Exercise objective :: In the data that follows, count the lines where "time" appears, and write only the number.
= = = =
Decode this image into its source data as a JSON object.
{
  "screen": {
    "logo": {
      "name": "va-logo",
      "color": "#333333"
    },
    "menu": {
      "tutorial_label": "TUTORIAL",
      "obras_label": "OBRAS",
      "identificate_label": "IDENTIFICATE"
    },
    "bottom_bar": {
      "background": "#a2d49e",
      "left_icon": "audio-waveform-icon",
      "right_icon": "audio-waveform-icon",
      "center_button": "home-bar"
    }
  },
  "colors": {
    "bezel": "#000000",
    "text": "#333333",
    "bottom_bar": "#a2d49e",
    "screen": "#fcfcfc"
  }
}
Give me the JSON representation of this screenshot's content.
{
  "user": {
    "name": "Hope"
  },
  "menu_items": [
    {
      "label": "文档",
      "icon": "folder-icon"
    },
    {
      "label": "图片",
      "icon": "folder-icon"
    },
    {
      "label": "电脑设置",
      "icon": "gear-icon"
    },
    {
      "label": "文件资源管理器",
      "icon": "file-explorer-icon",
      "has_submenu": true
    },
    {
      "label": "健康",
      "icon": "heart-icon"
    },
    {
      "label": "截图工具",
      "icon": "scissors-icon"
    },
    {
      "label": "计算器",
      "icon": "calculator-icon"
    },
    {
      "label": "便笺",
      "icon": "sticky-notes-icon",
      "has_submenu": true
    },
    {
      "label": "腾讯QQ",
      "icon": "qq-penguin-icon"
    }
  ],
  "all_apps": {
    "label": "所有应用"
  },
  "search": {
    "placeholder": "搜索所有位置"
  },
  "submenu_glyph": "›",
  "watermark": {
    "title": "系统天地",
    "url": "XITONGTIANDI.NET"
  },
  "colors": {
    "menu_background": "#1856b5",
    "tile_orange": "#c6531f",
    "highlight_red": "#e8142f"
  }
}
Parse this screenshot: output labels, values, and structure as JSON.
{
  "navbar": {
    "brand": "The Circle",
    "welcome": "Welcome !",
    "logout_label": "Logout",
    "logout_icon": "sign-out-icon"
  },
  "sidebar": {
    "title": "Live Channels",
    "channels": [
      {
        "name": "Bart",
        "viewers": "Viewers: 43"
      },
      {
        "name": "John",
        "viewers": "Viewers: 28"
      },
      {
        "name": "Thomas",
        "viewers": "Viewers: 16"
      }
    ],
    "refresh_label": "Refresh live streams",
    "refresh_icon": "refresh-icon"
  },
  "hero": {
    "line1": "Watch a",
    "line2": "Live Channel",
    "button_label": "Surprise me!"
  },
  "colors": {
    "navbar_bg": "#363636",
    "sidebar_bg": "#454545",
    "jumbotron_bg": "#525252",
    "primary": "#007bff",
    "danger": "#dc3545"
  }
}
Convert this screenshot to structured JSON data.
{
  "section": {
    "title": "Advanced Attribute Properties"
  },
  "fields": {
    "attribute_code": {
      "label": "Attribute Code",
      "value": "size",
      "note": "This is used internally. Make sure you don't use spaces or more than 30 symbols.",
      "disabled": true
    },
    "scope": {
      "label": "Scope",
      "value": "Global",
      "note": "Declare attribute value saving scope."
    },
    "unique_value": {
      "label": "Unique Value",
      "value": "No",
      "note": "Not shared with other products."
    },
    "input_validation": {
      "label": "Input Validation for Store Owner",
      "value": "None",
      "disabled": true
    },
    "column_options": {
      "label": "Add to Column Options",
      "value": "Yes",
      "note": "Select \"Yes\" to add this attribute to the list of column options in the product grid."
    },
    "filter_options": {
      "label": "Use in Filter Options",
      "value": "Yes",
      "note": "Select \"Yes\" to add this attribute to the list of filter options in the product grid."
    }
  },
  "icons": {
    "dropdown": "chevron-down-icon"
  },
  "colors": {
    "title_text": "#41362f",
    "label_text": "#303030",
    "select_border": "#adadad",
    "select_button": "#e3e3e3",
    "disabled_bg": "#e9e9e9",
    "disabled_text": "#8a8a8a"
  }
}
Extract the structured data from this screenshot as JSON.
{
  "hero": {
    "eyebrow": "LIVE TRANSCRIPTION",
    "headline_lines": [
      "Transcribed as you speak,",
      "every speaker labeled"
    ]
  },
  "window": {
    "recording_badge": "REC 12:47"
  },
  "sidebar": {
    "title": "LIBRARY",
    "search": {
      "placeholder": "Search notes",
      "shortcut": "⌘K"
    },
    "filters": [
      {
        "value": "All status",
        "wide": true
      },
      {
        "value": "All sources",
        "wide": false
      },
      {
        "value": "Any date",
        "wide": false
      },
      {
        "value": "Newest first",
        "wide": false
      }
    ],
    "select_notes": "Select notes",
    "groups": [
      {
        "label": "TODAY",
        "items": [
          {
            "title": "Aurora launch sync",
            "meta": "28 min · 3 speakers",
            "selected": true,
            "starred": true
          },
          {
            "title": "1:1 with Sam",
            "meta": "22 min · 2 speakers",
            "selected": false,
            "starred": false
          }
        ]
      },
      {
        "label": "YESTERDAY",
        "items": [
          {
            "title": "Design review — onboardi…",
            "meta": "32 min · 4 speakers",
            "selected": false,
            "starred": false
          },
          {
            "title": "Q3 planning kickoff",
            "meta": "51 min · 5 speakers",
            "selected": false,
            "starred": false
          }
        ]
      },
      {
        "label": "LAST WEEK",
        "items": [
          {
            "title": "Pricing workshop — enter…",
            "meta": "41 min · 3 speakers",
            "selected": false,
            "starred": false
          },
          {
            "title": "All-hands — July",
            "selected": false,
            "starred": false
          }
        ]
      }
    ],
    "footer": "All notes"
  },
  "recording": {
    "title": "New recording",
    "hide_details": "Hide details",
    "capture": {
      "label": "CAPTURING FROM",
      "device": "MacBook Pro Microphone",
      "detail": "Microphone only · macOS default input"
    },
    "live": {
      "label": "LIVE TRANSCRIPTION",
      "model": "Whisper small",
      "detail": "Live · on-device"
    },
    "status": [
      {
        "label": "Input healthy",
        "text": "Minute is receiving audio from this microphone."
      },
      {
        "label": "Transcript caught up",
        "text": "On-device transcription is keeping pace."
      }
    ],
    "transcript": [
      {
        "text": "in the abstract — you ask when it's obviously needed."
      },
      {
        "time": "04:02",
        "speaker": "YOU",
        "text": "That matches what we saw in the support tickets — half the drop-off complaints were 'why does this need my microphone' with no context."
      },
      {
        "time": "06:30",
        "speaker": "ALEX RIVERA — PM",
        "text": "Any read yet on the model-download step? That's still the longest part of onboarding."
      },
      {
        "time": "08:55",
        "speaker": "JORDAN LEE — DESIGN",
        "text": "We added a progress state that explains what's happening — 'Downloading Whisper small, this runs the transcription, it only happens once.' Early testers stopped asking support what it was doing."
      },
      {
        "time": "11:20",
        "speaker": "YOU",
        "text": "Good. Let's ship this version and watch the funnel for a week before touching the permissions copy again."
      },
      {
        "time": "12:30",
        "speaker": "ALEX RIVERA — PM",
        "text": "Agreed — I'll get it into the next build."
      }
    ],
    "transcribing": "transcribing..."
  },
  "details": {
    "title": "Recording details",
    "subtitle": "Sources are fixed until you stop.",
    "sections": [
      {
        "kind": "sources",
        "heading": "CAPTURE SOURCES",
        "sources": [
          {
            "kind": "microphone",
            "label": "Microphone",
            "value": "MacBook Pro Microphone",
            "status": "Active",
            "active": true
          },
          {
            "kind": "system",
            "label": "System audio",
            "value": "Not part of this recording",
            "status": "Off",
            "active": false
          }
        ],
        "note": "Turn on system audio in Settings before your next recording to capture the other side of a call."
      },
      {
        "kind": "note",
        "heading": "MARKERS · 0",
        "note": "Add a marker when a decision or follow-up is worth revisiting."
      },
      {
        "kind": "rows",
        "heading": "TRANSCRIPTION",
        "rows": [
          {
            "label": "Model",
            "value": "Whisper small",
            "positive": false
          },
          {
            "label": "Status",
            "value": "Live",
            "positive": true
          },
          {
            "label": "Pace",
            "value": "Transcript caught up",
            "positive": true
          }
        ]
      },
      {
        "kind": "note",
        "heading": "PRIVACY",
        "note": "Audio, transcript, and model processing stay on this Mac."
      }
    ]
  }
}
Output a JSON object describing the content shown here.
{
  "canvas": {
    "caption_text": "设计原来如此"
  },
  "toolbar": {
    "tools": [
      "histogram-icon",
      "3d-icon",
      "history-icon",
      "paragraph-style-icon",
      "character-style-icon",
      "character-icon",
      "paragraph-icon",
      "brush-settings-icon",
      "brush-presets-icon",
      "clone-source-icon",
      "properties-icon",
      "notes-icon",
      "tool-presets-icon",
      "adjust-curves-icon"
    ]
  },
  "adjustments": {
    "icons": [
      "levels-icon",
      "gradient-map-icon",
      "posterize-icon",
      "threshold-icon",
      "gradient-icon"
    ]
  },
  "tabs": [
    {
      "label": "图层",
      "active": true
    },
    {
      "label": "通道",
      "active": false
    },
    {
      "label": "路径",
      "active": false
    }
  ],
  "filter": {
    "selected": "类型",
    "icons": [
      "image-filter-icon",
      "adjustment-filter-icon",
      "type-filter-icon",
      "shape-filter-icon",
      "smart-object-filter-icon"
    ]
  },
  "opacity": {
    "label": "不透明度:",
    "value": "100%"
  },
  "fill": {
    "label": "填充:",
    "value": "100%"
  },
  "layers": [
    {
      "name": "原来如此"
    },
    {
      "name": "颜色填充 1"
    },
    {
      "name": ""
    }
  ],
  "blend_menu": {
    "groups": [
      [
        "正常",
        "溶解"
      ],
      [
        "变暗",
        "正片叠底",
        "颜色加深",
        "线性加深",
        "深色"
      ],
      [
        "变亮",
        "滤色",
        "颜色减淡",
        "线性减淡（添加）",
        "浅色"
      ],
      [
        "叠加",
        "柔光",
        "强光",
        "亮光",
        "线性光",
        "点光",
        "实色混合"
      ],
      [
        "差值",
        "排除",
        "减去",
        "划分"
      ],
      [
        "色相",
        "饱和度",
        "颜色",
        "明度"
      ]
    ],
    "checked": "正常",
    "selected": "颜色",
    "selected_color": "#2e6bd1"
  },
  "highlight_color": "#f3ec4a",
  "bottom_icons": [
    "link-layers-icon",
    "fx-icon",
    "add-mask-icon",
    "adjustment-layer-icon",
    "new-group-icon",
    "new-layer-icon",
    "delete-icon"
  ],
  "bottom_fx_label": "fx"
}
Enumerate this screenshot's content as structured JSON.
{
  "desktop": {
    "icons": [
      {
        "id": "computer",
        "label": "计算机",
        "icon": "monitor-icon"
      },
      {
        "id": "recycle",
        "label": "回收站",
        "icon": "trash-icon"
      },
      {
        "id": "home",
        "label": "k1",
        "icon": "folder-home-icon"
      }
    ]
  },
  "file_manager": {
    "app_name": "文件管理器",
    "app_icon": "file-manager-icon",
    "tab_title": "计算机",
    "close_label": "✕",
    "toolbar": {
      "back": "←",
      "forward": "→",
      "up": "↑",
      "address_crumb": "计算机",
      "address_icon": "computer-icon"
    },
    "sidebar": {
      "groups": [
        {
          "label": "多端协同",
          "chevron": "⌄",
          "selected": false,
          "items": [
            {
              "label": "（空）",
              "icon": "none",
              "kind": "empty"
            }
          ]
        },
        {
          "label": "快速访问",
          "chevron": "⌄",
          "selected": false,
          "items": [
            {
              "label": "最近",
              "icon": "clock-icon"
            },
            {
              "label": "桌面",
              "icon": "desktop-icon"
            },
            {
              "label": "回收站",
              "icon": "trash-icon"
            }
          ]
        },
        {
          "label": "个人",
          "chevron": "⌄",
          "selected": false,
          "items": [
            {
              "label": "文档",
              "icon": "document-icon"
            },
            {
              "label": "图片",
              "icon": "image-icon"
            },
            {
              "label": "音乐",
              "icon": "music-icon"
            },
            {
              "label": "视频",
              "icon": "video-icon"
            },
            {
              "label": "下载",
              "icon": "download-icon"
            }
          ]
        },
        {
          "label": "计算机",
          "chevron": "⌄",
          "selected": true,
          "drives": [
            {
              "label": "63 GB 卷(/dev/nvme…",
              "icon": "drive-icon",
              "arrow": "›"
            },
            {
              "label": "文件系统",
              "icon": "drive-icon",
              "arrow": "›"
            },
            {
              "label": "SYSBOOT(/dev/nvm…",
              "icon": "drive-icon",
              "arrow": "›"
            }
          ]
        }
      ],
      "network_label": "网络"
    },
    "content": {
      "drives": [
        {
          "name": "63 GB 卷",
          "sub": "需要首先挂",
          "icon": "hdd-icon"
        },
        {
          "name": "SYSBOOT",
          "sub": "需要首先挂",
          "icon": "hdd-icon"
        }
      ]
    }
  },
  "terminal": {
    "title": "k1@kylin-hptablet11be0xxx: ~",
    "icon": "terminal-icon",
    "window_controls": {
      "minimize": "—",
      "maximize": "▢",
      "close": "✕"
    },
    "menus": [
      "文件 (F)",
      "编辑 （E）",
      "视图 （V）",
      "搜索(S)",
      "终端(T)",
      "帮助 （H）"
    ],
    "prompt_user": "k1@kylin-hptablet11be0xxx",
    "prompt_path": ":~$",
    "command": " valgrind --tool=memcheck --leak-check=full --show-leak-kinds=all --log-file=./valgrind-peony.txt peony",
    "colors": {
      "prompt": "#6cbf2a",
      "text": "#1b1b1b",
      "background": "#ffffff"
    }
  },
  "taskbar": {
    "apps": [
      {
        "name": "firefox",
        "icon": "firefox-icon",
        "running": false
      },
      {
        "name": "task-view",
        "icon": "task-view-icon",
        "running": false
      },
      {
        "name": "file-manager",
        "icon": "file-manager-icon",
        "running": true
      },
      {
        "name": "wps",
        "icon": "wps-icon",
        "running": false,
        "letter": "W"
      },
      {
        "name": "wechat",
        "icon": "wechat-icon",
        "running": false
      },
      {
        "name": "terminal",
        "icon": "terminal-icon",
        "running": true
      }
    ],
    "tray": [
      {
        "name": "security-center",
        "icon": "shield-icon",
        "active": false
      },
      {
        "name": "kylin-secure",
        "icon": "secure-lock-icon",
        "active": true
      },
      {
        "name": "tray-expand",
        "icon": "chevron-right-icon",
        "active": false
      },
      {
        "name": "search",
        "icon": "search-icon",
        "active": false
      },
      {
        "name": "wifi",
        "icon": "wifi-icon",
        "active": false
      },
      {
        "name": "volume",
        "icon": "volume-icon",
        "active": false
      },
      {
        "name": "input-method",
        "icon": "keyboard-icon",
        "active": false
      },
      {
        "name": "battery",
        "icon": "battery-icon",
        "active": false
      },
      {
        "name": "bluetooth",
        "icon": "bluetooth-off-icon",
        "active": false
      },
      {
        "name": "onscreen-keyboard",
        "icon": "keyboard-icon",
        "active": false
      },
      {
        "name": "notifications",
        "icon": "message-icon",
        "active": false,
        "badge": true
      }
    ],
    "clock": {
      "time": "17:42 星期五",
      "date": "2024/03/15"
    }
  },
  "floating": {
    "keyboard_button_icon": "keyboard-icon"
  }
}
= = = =
Answer box :: 6